GIVEN RECORDS:
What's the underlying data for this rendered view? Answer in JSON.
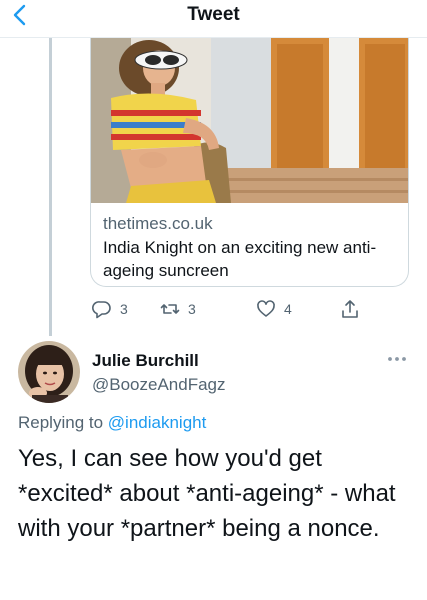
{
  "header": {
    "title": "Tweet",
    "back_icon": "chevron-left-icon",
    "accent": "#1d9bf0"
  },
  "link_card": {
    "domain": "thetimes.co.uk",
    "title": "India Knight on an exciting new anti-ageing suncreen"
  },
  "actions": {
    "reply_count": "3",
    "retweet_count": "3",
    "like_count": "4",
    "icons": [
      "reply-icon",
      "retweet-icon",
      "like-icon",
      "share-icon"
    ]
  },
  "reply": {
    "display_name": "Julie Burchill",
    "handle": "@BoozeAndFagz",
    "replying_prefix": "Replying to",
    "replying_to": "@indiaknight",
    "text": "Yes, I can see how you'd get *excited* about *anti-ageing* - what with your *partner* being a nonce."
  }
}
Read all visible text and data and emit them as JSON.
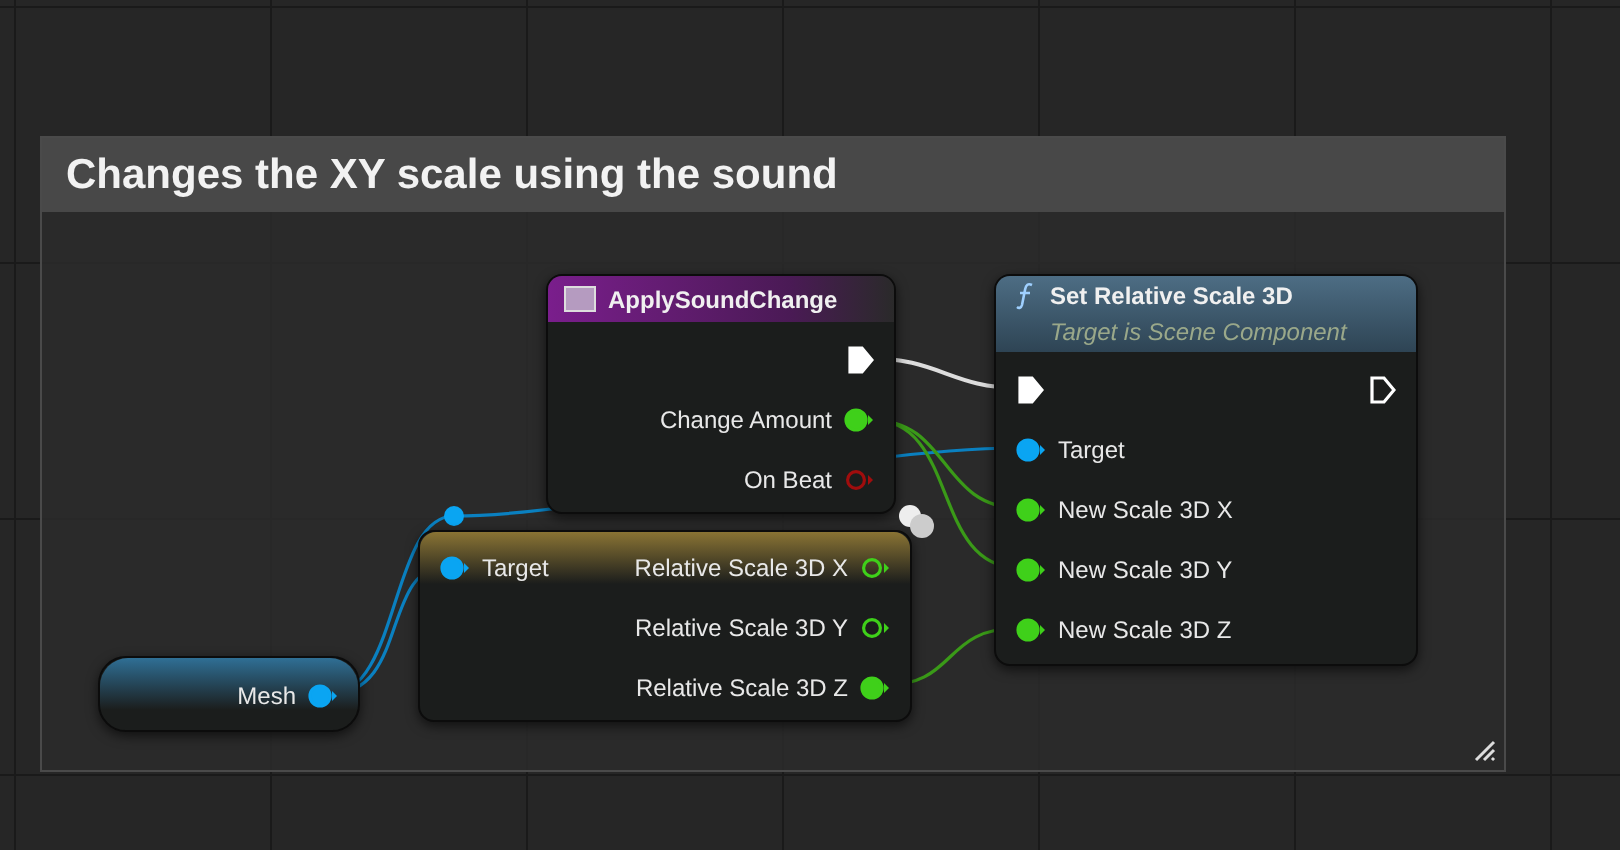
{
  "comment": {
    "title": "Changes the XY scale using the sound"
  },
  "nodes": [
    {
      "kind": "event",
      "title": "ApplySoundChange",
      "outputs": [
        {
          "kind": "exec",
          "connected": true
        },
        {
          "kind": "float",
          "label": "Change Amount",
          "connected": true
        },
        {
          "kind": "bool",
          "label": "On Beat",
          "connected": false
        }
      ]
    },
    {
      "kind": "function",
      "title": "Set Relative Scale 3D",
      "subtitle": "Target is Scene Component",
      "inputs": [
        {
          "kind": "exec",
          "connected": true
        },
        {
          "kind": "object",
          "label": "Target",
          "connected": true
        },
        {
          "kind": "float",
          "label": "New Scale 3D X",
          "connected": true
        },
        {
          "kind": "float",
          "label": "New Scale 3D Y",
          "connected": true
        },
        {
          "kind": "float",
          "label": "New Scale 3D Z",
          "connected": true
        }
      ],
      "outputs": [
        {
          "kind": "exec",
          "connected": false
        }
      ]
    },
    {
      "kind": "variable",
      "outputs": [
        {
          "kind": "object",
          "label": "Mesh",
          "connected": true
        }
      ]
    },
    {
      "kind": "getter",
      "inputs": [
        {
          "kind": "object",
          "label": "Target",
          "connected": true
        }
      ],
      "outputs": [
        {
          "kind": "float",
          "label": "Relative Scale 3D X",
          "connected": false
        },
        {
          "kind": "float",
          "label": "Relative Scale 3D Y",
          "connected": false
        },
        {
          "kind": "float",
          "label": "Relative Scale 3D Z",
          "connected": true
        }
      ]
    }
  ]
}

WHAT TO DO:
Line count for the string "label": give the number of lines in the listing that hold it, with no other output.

EXPECTED OUTPUT:
11